Omit images. Retype all entries verbatim.

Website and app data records
****
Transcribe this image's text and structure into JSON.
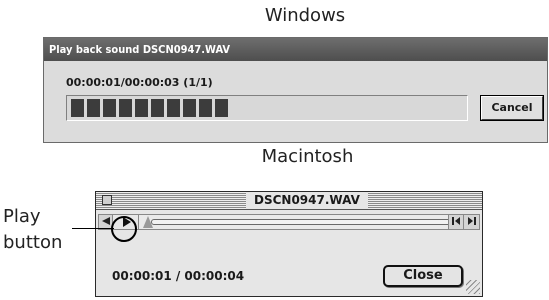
{
  "headings": {
    "windows": "Windows",
    "macintosh": "Macintosh"
  },
  "windows_dialog": {
    "title": "Play back sound DSCN0947.WAV",
    "timecode": "00:00:01/00:00:03 (1/1)",
    "progress_fraction": 0.4,
    "cancel_label": "Cancel"
  },
  "mac_window": {
    "title": "DSCN0947.WAV",
    "time": "00:00:01 / 00:00:04",
    "close_label": "Close",
    "icons": {
      "play": "play-icon",
      "rewind": "rewind-icon",
      "step_back": "step-back-icon",
      "step_forward": "step-forward-icon"
    }
  },
  "callout": {
    "line1": "Play",
    "line2": "button"
  }
}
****
- _Finished task_
Transcribe this image's text and structure into JSON.
{
  "headings": {
    "windows": "Windows",
    "macintosh": "Macintosh"
  },
  "windows_dialog": {
    "title": "Play back sound DSCN0947.WAV",
    "timecode": "00:00:01/00:00:03 (1/1)",
    "progress_fraction": 0.4,
    "cancel_label": "Cancel"
  },
  "mac_window": {
    "title": "DSCN0947.WAV",
    "time": "00:00:01 / 00:00:04",
    "close_label": "Close",
    "icons": {
      "play": "play-icon",
      "rewind": "rewind-icon",
      "step_back": "step-back-icon",
      "step_forward": "step-forward-icon"
    }
  },
  "callout": {
    "line1": "Play",
    "line2": "button"
  }
}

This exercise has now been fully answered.